Compton also skillfully juxtaposes his personal misgivings with those received from institutions. He quotes his school teacher as remarking “my grammar teacher said a semi-/ colon is just a gutless colon”. (Compton, p.2) Another citation of institutional racism in the verse goes like “racism is a disease, the ministry decrees to me in my bus seat/ from an ad, and I could add/ that this is just the latest stage in race management.” (Compton, p.2) This is a powerful statement, attacking at once the institutions of social segregation, public relations as well as professional training. While the first is a relic of the past, the latter two are extant forms of racism, which are seen applied using sophisticated techniques today.
Hiromi Goto’s story Stinky Girl talks about discrimination on two grounds – race and size. The narrator describes herself as a “fat coloured rat girl”. (Goto, p.1) The bulk of the story focuses on the unique experiences of fat people, including the numerous myths and suppositions that exist about their physicality. For example, it is commonly held that obese people produce an undesirable odor. But this is seldom noticed by fat people themselves. Their most difficult moments in social spaces come in the form of passing through narrow doors, using undersized furniture, etc. As the narrator poignantly notes toward the end of the story, the shock from static electricity she received upon entering a children’s play enclosure is unique to fat people. The Stinky Girl, it thus appears, deals mostly with individual discrimination as opposed to the institutional form. The final passage clearly indicates what the over-sized narrator realizes when squeezed tight into a children’s play tube. The moments spent in that position of entrapment makes her verify if the legend of bad odor emanating from fat people is true after all. To her surprise, it is not odor that surrounds her, but sound. The sound is composed of a multitude of voices

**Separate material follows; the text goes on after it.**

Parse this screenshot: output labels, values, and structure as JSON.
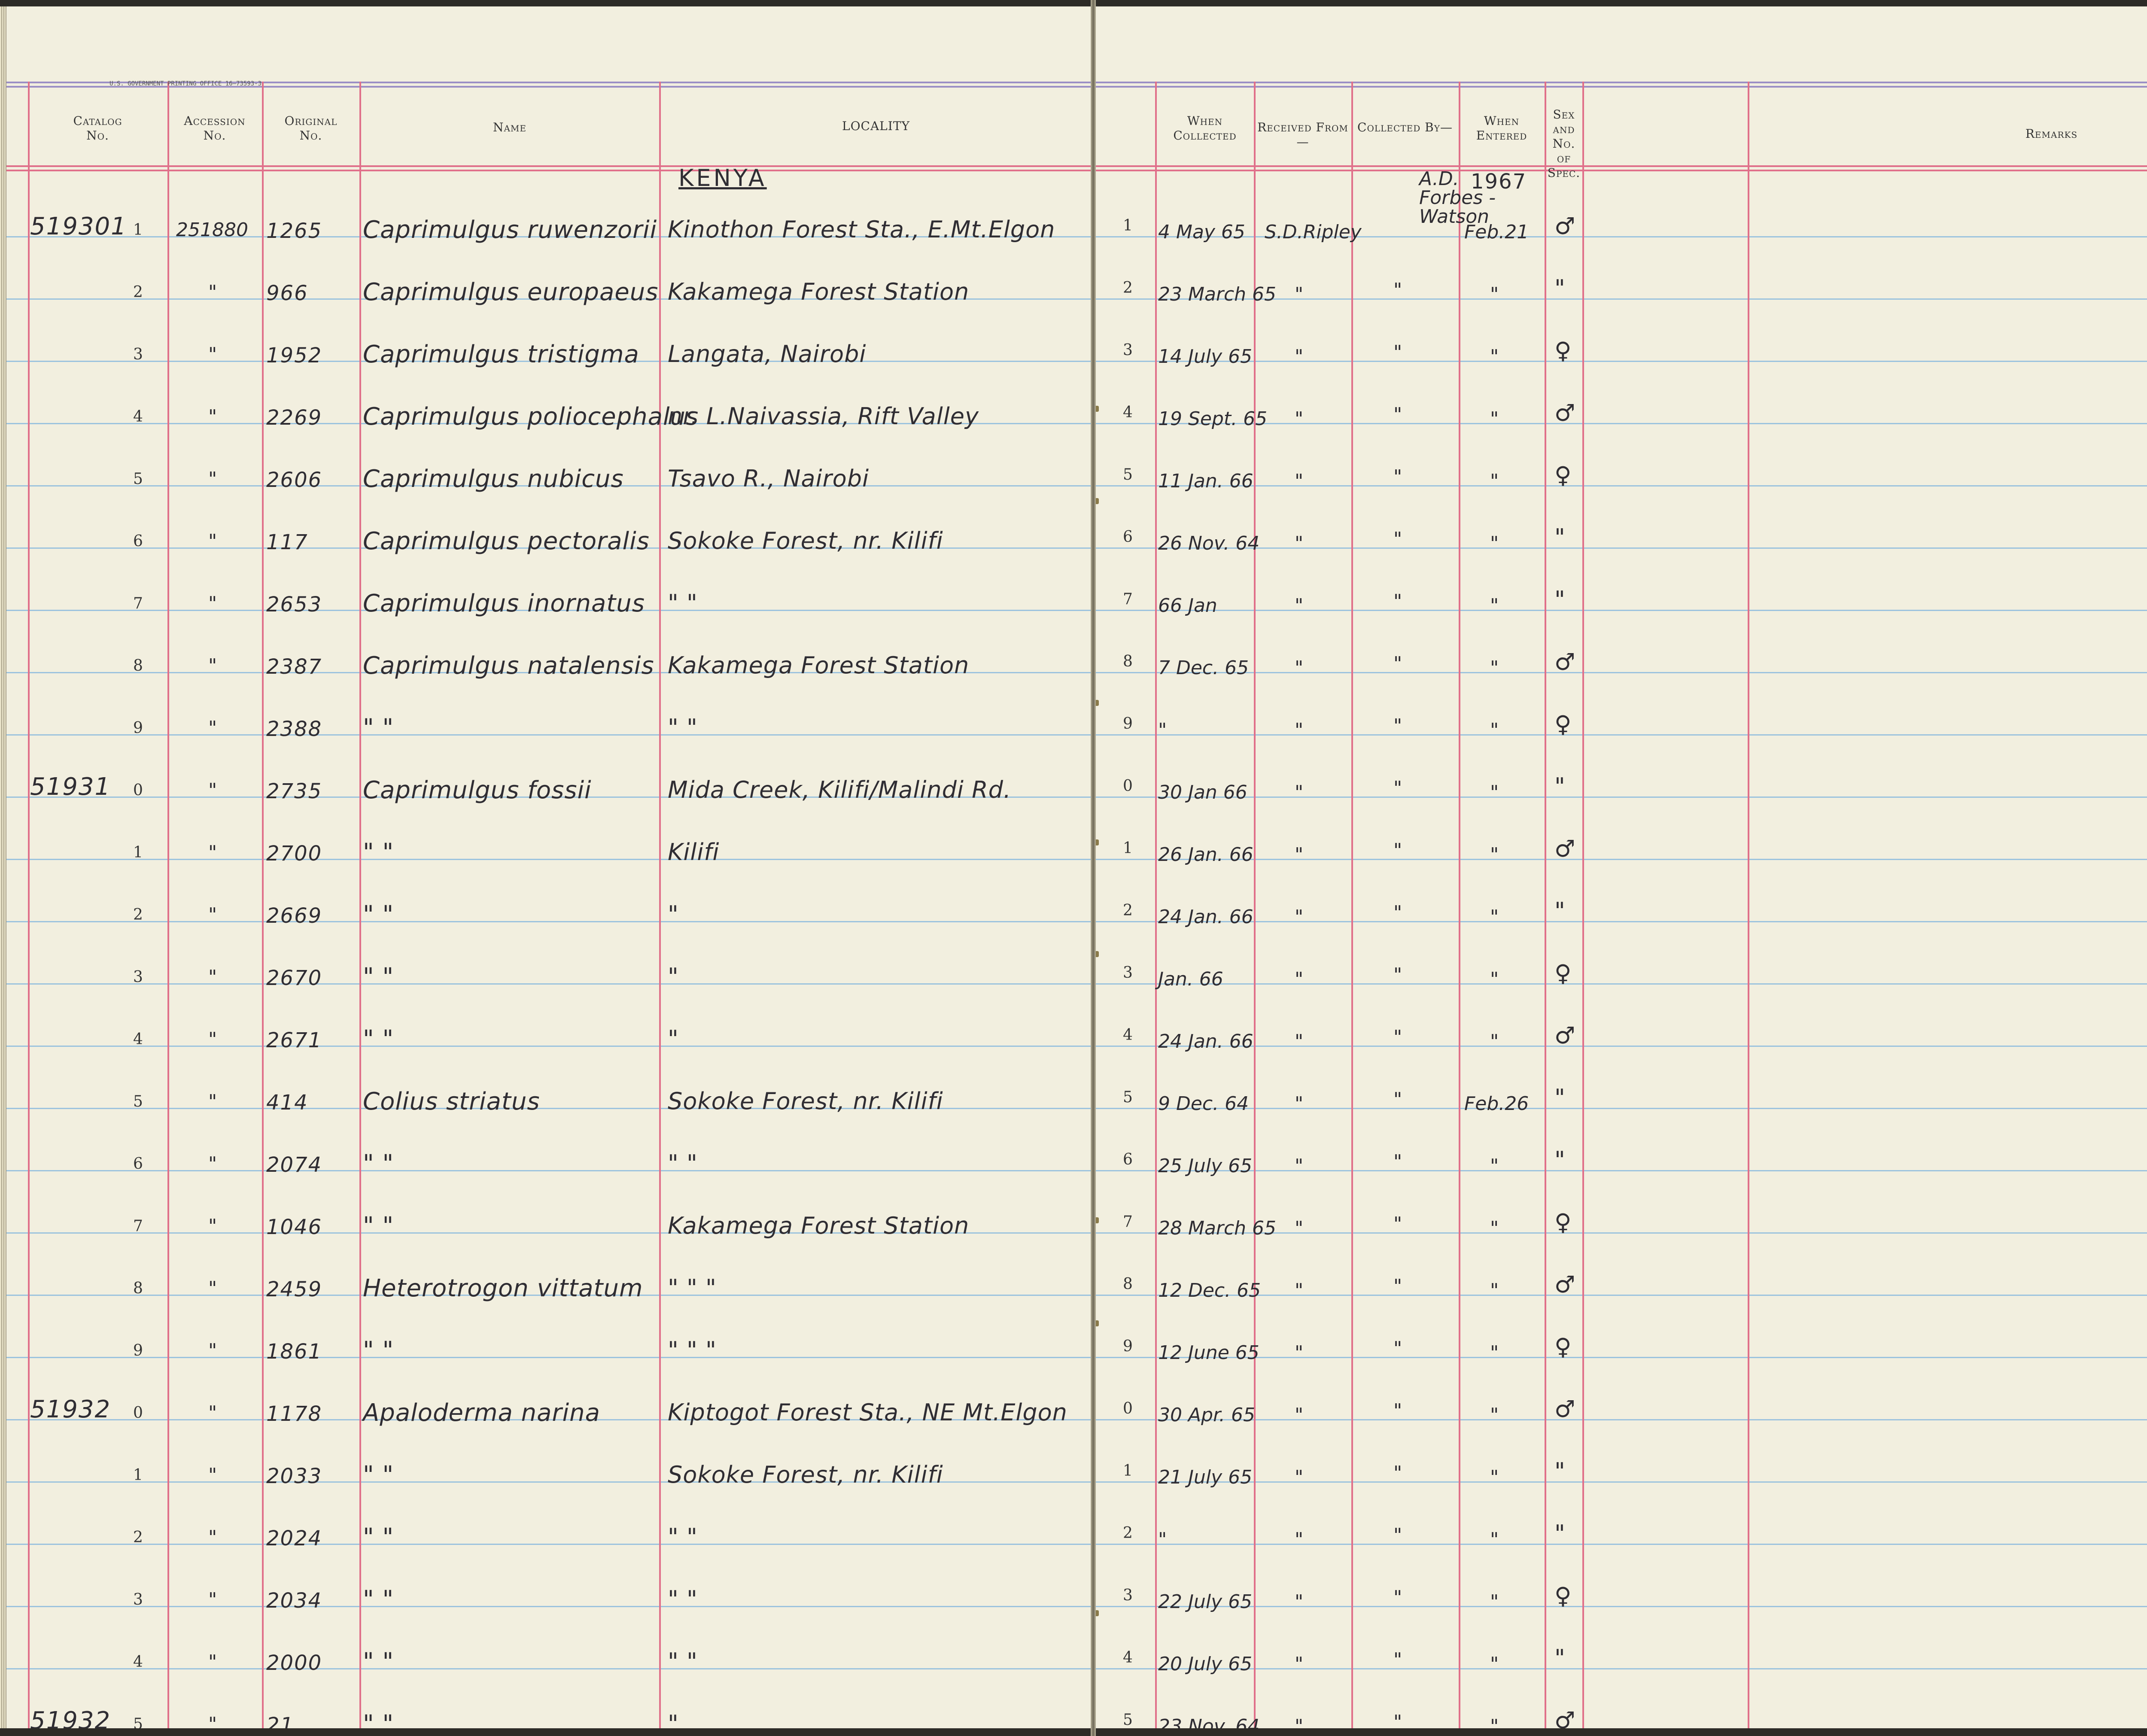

“The unbearable voices of mythic manatees, the cry of the phoenix, the whispers of kappa lovers beside a gurgling stream. The voice of the moon that is ever turned from our gaze, the song of suns colliding. The sounds that emanate from my skin are so intense that mortal senses recoil, deflect beauty into ugliness as a way of coping. Unable to bear hearing such unearthly sounds they transmute it into stench.” (Goto, p.8)
Goto seems to be hinting that there is an element of hallucination to the legend of the stink that has grown around fat people. The sublime transformation of medium of odor to that of sound underscores how fat people suffer by allowing such voices to exist. To the contrary, if only they would allow themselves to see the facts (as the playtube accidentally allowed the narrator to see), the myth of the stink would disappear like dew upon sunrise. (Davis et. al, 2004)
As for the metaphor of relating herself to a rat, the narrator quickly qualifies by saying that while she is merely a rat, there are “the queen of all rats in the sewer of her dreams, being fed the most tender morsels of garbage flesh her minions bring her”. (Goto, p.4) Hence, beyond self deprecation, the narrator brings a healthy dose of humour to the descriptions.
In conclusion, we can see how both individual and institutionalized form of oppression is exposed by the two texts. But upon closer evaluation, we can see how instances of individual oppression dominate the broader classification. It should also be remembered that even structuralized oppression is experienced at the individual level. To this extent one can claim how individual oppression is contained within the more systematic category of oppression.
Butling, Pauline, and Susan Rudy. Writing in Our Time: Canada’s Radical Poetries in English (1957-2003). Waterloo, Ont.: Wilfrid Laurier UP, 2005.
Davis, Geoffrey V., Peter H. Marsden, Bénédicte Ledent, and Marc Delrez, eds. Towards a Transcultural Future: Literature and Society in a ‘Post’-Colonial World. Vol. 2. Amsterdam: Rodopi, 2004.